(What you have to do)
Where does the string "bullet" occur in the records? Copy each line that holds it.

Data extracted from a collection:
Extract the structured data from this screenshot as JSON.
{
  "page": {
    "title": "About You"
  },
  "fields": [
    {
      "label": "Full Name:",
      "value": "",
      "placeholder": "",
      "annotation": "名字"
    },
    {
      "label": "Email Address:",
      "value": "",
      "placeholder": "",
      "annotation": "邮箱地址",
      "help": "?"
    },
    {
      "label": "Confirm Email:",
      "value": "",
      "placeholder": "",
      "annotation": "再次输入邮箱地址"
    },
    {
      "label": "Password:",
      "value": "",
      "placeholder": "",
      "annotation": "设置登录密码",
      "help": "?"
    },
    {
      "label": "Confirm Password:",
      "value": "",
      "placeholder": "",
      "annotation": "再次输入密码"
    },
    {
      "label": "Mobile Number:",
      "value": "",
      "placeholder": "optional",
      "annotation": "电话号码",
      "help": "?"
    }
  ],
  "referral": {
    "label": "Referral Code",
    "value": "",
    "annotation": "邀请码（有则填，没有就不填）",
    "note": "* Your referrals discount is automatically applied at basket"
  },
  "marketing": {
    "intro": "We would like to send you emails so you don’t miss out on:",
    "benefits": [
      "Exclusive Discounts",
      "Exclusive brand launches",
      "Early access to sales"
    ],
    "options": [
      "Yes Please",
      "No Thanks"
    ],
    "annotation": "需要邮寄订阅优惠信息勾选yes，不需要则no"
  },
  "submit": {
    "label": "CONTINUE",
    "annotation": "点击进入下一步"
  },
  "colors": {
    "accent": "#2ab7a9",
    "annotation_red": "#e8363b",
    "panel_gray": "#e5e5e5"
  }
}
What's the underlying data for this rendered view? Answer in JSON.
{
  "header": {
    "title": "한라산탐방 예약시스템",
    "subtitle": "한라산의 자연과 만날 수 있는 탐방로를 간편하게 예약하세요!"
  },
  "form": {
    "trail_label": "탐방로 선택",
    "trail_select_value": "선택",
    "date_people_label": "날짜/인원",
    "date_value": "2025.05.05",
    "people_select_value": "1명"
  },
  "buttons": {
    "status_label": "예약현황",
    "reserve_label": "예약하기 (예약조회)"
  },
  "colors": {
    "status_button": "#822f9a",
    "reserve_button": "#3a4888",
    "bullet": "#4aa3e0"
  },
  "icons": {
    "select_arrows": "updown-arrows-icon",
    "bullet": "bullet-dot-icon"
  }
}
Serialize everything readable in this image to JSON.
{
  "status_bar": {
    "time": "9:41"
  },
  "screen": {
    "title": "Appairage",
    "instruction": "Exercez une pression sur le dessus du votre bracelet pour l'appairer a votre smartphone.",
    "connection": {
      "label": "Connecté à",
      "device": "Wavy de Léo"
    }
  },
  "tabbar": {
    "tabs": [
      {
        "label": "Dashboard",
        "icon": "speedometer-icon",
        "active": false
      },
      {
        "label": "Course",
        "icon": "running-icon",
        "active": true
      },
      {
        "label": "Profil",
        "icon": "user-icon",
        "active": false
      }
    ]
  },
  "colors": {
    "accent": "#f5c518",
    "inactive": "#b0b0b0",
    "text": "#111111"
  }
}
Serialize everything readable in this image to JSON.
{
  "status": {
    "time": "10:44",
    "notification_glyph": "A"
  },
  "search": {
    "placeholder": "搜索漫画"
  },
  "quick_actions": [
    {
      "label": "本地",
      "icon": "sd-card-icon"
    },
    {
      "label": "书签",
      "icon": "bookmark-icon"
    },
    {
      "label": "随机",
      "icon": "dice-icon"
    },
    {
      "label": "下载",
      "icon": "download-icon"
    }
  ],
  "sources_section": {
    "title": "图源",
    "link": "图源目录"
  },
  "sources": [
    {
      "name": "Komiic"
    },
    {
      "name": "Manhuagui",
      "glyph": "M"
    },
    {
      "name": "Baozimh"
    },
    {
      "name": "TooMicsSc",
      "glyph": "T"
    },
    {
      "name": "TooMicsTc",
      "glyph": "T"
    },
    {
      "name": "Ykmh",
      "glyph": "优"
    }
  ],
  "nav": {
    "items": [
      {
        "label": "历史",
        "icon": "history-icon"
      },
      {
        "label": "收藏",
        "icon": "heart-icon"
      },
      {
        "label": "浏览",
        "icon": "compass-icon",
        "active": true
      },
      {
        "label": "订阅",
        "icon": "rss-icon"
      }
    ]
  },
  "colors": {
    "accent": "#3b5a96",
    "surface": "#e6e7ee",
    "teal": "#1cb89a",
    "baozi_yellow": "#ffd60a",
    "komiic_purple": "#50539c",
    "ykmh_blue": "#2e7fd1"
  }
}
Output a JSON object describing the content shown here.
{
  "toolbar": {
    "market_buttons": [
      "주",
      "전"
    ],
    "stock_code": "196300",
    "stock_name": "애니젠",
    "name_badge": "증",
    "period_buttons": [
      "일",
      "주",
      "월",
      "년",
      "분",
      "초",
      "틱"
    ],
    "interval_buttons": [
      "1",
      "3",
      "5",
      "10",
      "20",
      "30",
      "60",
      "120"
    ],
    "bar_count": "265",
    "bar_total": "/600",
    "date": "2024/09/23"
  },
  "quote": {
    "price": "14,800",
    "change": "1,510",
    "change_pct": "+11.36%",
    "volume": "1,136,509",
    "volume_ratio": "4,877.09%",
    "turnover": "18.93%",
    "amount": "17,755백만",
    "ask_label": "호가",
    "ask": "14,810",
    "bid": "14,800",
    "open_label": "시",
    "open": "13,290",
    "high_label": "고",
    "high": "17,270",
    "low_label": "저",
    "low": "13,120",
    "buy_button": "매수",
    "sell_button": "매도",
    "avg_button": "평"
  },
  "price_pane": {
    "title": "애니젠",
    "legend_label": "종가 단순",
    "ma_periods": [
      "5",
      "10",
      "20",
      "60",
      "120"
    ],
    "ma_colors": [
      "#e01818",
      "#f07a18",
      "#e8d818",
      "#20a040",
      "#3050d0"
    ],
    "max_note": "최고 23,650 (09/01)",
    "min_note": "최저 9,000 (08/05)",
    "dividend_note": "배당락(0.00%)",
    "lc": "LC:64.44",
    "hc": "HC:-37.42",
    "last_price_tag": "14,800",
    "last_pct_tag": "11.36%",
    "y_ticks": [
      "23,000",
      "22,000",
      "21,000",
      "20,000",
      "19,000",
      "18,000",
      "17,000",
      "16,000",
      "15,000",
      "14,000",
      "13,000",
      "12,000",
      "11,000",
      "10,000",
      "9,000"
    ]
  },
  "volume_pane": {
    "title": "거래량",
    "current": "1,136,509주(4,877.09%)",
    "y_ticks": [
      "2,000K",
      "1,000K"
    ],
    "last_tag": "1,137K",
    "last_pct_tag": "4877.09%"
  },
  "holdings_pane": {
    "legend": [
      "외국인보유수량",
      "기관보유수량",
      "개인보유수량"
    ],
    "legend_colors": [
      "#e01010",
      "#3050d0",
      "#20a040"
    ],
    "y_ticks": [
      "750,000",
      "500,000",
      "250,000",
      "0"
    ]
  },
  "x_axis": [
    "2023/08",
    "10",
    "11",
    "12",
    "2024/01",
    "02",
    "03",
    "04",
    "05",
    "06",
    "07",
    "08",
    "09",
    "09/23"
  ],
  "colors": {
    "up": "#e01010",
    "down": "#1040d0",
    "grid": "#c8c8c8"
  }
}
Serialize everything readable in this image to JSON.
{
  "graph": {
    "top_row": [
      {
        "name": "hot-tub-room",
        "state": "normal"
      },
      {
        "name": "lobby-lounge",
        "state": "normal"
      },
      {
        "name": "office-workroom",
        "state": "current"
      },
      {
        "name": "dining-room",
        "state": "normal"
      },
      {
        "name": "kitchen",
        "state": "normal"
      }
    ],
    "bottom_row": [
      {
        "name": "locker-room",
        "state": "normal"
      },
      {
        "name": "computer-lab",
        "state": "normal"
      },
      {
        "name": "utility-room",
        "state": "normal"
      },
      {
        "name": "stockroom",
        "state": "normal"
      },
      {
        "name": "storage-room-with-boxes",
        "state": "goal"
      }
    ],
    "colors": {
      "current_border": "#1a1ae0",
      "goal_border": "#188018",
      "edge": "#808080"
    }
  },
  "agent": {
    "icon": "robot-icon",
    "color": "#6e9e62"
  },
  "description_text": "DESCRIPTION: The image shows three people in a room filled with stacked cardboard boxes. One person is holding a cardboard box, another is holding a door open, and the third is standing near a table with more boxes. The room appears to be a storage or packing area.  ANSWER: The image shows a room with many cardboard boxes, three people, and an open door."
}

(Exercise output)
    "bullet": "#4aa3e0"
    "bullet": "bullet-dot-icon"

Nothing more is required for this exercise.